During the pursuit of the Living Building Challenge, the Bullitt Center’s team was opened up to the prevalence of harmful chemicals in mundane places. Most bronze or brass fixtures contain 4 to 6 percent lead. All wiring system types contain PVC, a cancer-causing dioxin, as an integral part of both their insulation & wiring jackets. Even concrete is often a cocktail of Red List chemicals (depending on the need & building environment). In fact, David was so surprised by the list of chemicals that he intends to publish a guideline for any future Living Building Challenge participant (more issues & solutions can be found here).
Increased problem-solving skills
The act of eliminating these toxins required real outside the box thinking. Typical suppliers were out of the question and certain building processes even had to be avoided completely yet the team made incredible strides that can easily empower their future projects.
To address the lead plumbing issues, piping was only purchased from vendors in California & Vermont where new laws require lead free alternatives. The Bullitt Center now boasts ABC plastic in place of the PVC wiring standards. In the pursuit of clean concrete, they went through dozens of batches until a locally sourced product that was reliable and completely toxin free was found. Though the Challenge forced the Bullitt Center team to reject standard products, the process further refined their problem solving skills and opened them up to a number of new techniques.

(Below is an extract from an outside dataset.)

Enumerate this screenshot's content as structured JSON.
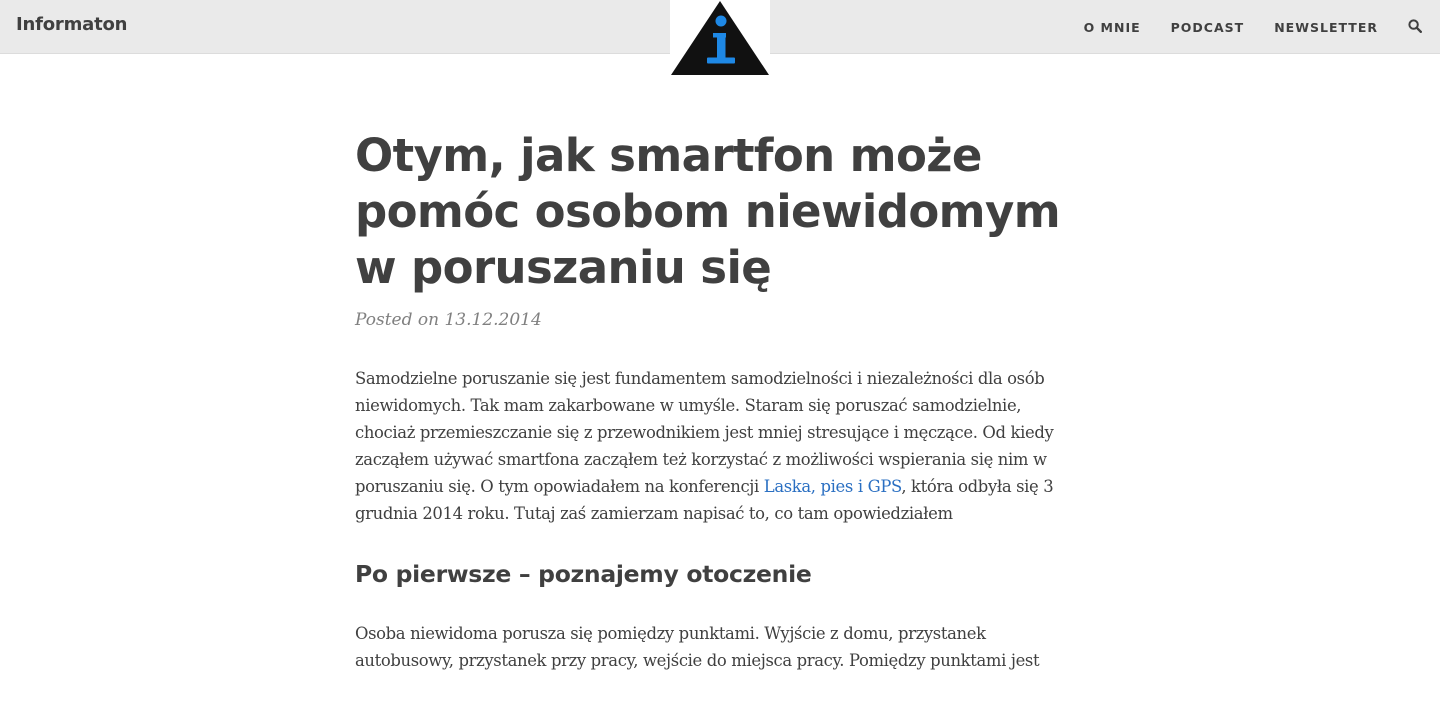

Ultimately, that capability will make them desirable to interested firms down the line.
A survey conducted by the Association of American Colleges & Universities corroborates that. The AACU found that 93% of employers believe a candidate’s demonstrated ability “to think critically […] and solve complex problems is more important than their undergraduate major.” So basically, if you can problem-solve and decode any challenge on the job, you can easily close skills gap, making yourself an incredible commodity.
Move to the forefront of the industry
The techniques being employed within these buildings to give them their net zero energy & water consumption are at the forefront of sustainable engineering. The Bullitt Center is 80 percent more energy efficient than any other metropolitan Seattle high rise. The building boasts advanced design layouts that maximize photovoltaic grids and exposes the building to higher levels of natural light.
Rainwater will be collected and eventually satisfy all of the water needs of the building’s sink, shower, & fire sprinkler systems. The building even sports the world’s first six-story composting toilet system that operates without using chemicals or giving the building a pungent smell. It truly breaks bounds and as more innovators attempt the challenge, we’ll see even more inventive solutions to combat old problems.
Take the first step
“It’s impossible to say that something is impossible if it exists,” says Dennis Hayes, founder of the Bullitt foundation. Take a chance on the Living Building Challenge and find out for yourself.
by James Walsh